- [PROBLEM REQUIREMENTS] The expected result is every line of the records, printed exactly.
****************************************
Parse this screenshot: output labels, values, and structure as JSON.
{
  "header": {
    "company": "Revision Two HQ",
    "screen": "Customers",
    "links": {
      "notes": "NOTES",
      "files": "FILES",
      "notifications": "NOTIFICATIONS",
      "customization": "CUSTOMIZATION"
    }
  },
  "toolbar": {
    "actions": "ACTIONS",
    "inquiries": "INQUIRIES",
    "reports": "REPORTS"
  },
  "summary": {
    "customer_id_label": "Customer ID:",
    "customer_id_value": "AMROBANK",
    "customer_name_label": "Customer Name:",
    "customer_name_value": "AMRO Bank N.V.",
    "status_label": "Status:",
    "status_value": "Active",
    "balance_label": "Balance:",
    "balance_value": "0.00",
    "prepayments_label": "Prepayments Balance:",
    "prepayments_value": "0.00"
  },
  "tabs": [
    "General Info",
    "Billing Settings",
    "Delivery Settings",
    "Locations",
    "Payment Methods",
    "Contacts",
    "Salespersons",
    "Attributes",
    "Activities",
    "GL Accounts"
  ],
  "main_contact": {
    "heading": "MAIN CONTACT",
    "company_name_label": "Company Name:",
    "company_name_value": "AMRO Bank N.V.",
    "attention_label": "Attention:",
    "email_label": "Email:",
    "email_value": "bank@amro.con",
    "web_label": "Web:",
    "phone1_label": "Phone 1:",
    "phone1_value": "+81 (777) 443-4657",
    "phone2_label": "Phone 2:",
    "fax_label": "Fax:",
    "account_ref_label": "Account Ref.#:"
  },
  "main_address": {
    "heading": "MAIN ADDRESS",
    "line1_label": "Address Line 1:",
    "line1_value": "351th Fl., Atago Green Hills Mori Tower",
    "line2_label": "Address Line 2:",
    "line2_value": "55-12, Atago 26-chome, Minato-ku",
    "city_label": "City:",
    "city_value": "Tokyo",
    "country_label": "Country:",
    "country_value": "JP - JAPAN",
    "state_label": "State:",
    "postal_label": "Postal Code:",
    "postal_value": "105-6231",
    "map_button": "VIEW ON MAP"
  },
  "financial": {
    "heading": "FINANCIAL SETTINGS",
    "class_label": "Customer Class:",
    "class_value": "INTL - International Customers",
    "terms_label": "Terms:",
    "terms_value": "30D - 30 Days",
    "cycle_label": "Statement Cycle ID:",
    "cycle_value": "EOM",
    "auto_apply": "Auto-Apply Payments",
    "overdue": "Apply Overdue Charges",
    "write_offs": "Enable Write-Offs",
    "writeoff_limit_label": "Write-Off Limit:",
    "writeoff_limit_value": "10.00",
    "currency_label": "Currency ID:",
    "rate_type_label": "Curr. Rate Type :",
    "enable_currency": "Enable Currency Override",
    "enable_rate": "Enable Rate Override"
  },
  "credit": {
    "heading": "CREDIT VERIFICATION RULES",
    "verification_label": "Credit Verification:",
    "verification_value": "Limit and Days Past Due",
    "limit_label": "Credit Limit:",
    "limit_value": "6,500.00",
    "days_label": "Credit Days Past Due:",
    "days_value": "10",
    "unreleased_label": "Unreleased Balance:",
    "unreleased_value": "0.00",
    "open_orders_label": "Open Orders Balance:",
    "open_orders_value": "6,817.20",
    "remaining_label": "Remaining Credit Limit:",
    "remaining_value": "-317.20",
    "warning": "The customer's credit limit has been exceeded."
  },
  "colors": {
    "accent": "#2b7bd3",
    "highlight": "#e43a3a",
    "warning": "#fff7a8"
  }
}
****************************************
- [ANSWER TO THE PROBLEM]
Parse this screenshot: output labels, values, and structure as JSON.
{
  "header": {
    "company": "Revision Two HQ",
    "screen": "Customers",
    "links": {
      "notes": "NOTES",
      "files": "FILES",
      "notifications": "NOTIFICATIONS",
      "customization": "CUSTOMIZATION"
    }
  },
  "toolbar": {
    "actions": "ACTIONS",
    "inquiries": "INQUIRIES",
    "reports": "REPORTS"
  },
  "summary": {
    "customer_id_label": "Customer ID:",
    "customer_id_value": "AMROBANK",
    "customer_name_label": "Customer Name:",
    "customer_name_value": "AMRO Bank N.V.",
    "status_label": "Status:",
    "status_value": "Active",
    "balance_label": "Balance:",
    "balance_value": "0.00",
    "prepayments_label": "Prepayments Balance:",
    "prepayments_value": "0.00"
  },
  "tabs": [
    "General Info",
    "Billing Settings",
    "Delivery Settings",
    "Locations",
    "Payment Methods",
    "Contacts",
    "Salespersons",
    "Attributes",
    "Activities",
    "GL Accounts"
  ],
  "main_contact": {
    "heading": "MAIN CONTACT",
    "company_name_label": "Company Name:",
    "company_name_value": "AMRO Bank N.V.",
    "attention_label": "Attention:",
    "email_label": "Email:",
    "email_value": "bank@amro.con",
    "web_label": "Web:",
    "phone1_label": "Phone 1:",
    "phone1_value": "+81 (777) 443-4657",
    "phone2_label": "Phone 2:",
    "fax_label": "Fax:",
    "account_ref_label": "Account Ref.#:"
  },
  "main_address": {
    "heading": "MAIN ADDRESS",
    "line1_label": "Address Line 1:",
    "line1_value": "351th Fl., Atago Green Hills Mori Tower",
    "line2_label": "Address Line 2:",
    "line2_value": "55-12, Atago 26-chome, Minato-ku",
    "city_label": "City:",
    "city_value": "Tokyo",
    "country_label": "Country:",
    "country_value": "JP - JAPAN",
    "state_label": "State:",
    "postal_label": "Postal Code:",
    "postal_value": "105-6231",
    "map_button": "VIEW ON MAP"
  },
  "financial": {
    "heading": "FINANCIAL SETTINGS",
    "class_label": "Customer Class:",
    "class_value": "INTL - International Customers",
    "terms_label": "Terms:",
    "terms_value": "30D - 30 Days",
    "cycle_label": "Statement Cycle ID:",
    "cycle_value": "EOM",
    "auto_apply": "Auto-Apply Payments",
    "overdue": "Apply Overdue Charges",
    "write_offs": "Enable Write-Offs",
    "writeoff_limit_label": "Write-Off Limit:",
    "writeoff_limit_value": "10.00",
    "currency_label": "Currency ID:",
    "rate_type_label": "Curr. Rate Type :",
    "enable_currency": "Enable Currency Override",
    "enable_rate": "Enable Rate Override"
  },
  "credit": {
    "heading": "CREDIT VERIFICATION RULES",
    "verification_label": "Credit Verification:",
    "verification_value": "Limit and Days Past Due",
    "limit_label": "Credit Limit:",
    "limit_value": "6,500.00",
    "days_label": "Credit Days Past Due:",
    "days_value": "10",
    "unreleased_label": "Unreleased Balance:",
    "unreleased_value": "0.00",
    "open_orders_label": "Open Orders Balance:",
    "open_orders_value": "6,817.20",
    "remaining_label": "Remaining Credit Limit:",
    "remaining_value": "-317.20",
    "warning": "The customer's credit limit has been exceeded."
  },
  "colors": {
    "accent": "#2b7bd3",
    "highlight": "#e43a3a",
    "warning": "#fff7a8"
  }
}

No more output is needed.